# [PROMPT]
Exactly and in full, give the records again.

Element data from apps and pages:
______
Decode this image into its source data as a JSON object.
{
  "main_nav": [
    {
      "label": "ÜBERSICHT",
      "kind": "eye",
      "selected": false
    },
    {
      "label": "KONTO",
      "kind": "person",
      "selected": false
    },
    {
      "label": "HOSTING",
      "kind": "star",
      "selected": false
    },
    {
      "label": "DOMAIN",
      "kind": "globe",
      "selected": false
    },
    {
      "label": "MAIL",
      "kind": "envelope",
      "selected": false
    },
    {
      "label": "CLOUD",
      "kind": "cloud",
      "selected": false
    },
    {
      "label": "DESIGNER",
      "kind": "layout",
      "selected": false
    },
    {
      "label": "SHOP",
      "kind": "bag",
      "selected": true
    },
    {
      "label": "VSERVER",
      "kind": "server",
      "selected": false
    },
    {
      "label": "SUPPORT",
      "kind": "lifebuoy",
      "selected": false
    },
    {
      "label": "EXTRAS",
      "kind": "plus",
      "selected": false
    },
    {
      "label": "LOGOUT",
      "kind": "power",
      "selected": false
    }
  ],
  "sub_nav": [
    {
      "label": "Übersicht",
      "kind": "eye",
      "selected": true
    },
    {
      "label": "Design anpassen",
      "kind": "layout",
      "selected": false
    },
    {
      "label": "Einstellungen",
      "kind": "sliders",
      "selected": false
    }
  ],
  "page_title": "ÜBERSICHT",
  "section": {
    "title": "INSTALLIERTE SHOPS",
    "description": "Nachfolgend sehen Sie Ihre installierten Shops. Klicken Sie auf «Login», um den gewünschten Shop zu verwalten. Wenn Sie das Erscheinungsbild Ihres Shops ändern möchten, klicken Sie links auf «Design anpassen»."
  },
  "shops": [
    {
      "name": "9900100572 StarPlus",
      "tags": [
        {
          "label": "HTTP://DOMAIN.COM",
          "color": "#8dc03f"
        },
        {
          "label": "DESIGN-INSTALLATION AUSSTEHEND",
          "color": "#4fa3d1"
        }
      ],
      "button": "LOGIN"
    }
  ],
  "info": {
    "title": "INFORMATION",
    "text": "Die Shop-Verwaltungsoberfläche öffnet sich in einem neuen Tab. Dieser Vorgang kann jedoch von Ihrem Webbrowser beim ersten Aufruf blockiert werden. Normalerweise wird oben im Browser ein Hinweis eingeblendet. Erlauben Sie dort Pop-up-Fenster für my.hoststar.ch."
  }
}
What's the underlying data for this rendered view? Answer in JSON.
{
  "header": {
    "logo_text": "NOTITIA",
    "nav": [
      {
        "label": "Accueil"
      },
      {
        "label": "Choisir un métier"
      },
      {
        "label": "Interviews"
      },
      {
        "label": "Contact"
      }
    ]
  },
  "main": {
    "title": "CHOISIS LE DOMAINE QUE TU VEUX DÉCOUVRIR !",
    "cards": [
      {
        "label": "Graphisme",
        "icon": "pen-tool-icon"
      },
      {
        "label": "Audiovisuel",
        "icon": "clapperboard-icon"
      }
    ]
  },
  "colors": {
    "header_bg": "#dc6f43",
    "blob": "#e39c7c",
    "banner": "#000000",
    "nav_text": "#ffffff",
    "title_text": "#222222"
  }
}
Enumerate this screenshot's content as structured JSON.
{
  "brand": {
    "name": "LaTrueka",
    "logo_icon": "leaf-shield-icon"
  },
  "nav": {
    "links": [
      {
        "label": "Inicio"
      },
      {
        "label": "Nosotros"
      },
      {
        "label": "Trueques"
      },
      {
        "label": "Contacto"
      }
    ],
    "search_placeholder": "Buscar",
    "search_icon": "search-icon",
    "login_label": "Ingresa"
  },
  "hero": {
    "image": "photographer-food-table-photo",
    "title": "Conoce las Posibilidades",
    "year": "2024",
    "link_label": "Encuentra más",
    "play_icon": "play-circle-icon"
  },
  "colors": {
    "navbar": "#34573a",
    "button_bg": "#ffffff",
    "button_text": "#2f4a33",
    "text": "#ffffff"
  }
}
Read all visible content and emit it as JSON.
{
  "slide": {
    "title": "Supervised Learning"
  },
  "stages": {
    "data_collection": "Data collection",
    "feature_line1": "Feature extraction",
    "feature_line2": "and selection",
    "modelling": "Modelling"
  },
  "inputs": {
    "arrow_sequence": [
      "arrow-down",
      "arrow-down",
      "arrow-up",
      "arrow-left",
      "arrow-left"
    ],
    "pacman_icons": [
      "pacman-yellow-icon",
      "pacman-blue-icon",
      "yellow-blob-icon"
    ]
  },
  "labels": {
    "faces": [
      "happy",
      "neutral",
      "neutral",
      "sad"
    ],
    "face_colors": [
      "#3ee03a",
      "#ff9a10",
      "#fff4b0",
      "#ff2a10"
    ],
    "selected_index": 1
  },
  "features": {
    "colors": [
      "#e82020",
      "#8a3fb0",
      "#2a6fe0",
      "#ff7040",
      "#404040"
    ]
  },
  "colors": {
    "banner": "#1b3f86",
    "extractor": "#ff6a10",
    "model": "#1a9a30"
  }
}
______
# [EXERCISE RESPONSE]
Decode this image into its source data as a JSON object.
{
  "main_nav": [
    {
      "label": "ÜBERSICHT",
      "kind": "eye",
      "selected": false
    },
    {
      "label": "KONTO",
      "kind": "person",
      "selected": false
    },
    {
      "label": "HOSTING",
      "kind": "star",
      "selected": false
    },
    {
      "label": "DOMAIN",
      "kind": "globe",
      "selected": false
    },
    {
      "label": "MAIL",
      "kind": "envelope",
      "selected": false
    },
    {
      "label": "CLOUD",
      "kind": "cloud",
      "selected": false
    },
    {
      "label": "DESIGNER",
      "kind": "layout",
      "selected": false
    },
    {
      "label": "SHOP",
      "kind": "bag",
      "selected": true
    },
    {
      "label": "VSERVER",
      "kind": "server",
      "selected": false
    },
    {
      "label": "SUPPORT",
      "kind": "lifebuoy",
      "selected": false
    },
    {
      "label": "EXTRAS",
      "kind": "plus",
      "selected": false
    },
    {
      "label": "LOGOUT",
      "kind": "power",
      "selected": false
    }
  ],
  "sub_nav": [
    {
      "label": "Übersicht",
      "kind": "eye",
      "selected": true
    },
    {
      "label": "Design anpassen",
      "kind": "layout",
      "selected": false
    },
    {
      "label": "Einstellungen",
      "kind": "sliders",
      "selected": false
    }
  ],
  "page_title": "ÜBERSICHT",
  "section": {
    "title": "INSTALLIERTE SHOPS",
    "description": "Nachfolgend sehen Sie Ihre installierten Shops. Klicken Sie auf «Login», um den gewünschten Shop zu verwalten. Wenn Sie das Erscheinungsbild Ihres Shops ändern möchten, klicken Sie links auf «Design anpassen»."
  },
  "shops": [
    {
      "name": "9900100572 StarPlus",
      "tags": [
        {
          "label": "HTTP://DOMAIN.COM",
          "color": "#8dc03f"
        },
        {
          "label": "DESIGN-INSTALLATION AUSSTEHEND",
          "color": "#4fa3d1"
        }
      ],
      "button": "LOGIN"
    }
  ],
  "info": {
    "title": "INFORMATION",
    "text": "Die Shop-Verwaltungsoberfläche öffnet sich in einem neuen Tab. Dieser Vorgang kann jedoch von Ihrem Webbrowser beim ersten Aufruf blockiert werden. Normalerweise wird oben im Browser ein Hinweis eingeblendet. Erlauben Sie dort Pop-up-Fenster für my.hoststar.ch."
  }
}
What's the underlying data for this rendered view? Answer in JSON.
{
  "header": {
    "logo_text": "NOTITIA",
    "nav": [
      {
        "label": "Accueil"
      },
      {
        "label": "Choisir un métier"
      },
      {
        "label": "Interviews"
      },
      {
        "label": "Contact"
      }
    ]
  },
  "main": {
    "title": "CHOISIS LE DOMAINE QUE TU VEUX DÉCOUVRIR !",
    "cards": [
      {
        "label": "Graphisme",
        "icon": "pen-tool-icon"
      },
      {
        "label": "Audiovisuel",
        "icon": "clapperboard-icon"
      }
    ]
  },
  "colors": {
    "header_bg": "#dc6f43",
    "blob": "#e39c7c",
    "banner": "#000000",
    "nav_text": "#ffffff",
    "title_text": "#222222"
  }
}
Enumerate this screenshot's content as structured JSON.
{
  "brand": {
    "name": "LaTrueka",
    "logo_icon": "leaf-shield-icon"
  },
  "nav": {
    "links": [
      {
        "label": "Inicio"
      },
      {
        "label": "Nosotros"
      },
      {
        "label": "Trueques"
      },
      {
        "label": "Contacto"
      }
    ],
    "search_placeholder": "Buscar",
    "search_icon": "search-icon",
    "login_label": "Ingresa"
  },
  "hero": {
    "image": "photographer-food-table-photo",
    "title": "Conoce las Posibilidades",
    "year": "2024",
    "link_label": "Encuentra más",
    "play_icon": "play-circle-icon"
  },
  "colors": {
    "navbar": "#34573a",
    "button_bg": "#ffffff",
    "button_text": "#2f4a33",
    "text": "#ffffff"
  }
}
Read all visible content and emit it as JSON.
{
  "slide": {
    "title": "Supervised Learning"
  },
  "stages": {
    "data_collection": "Data collection",
    "feature_line1": "Feature extraction",
    "feature_line2": "and selection",
    "modelling": "Modelling"
  },
  "inputs": {
    "arrow_sequence": [
      "arrow-down",
      "arrow-down",
      "arrow-up",
      "arrow-left",
      "arrow-left"
    ],
    "pacman_icons": [
      "pacman-yellow-icon",
      "pacman-blue-icon",
      "yellow-blob-icon"
    ]
  },
  "labels": {
    "faces": [
      "happy",
      "neutral",
      "neutral",
      "sad"
    ],
    "face_colors": [
      "#3ee03a",
      "#ff9a10",
      "#fff4b0",
      "#ff2a10"
    ],
    "selected_index": 1
  },
  "features": {
    "colors": [
      "#e82020",
      "#8a3fb0",
      "#2a6fe0",
      "#ff7040",
      "#404040"
    ]
  },
  "colors": {
    "banner": "#1b3f86",
    "extractor": "#ff6a10",
    "model": "#1a9a30"
  }
}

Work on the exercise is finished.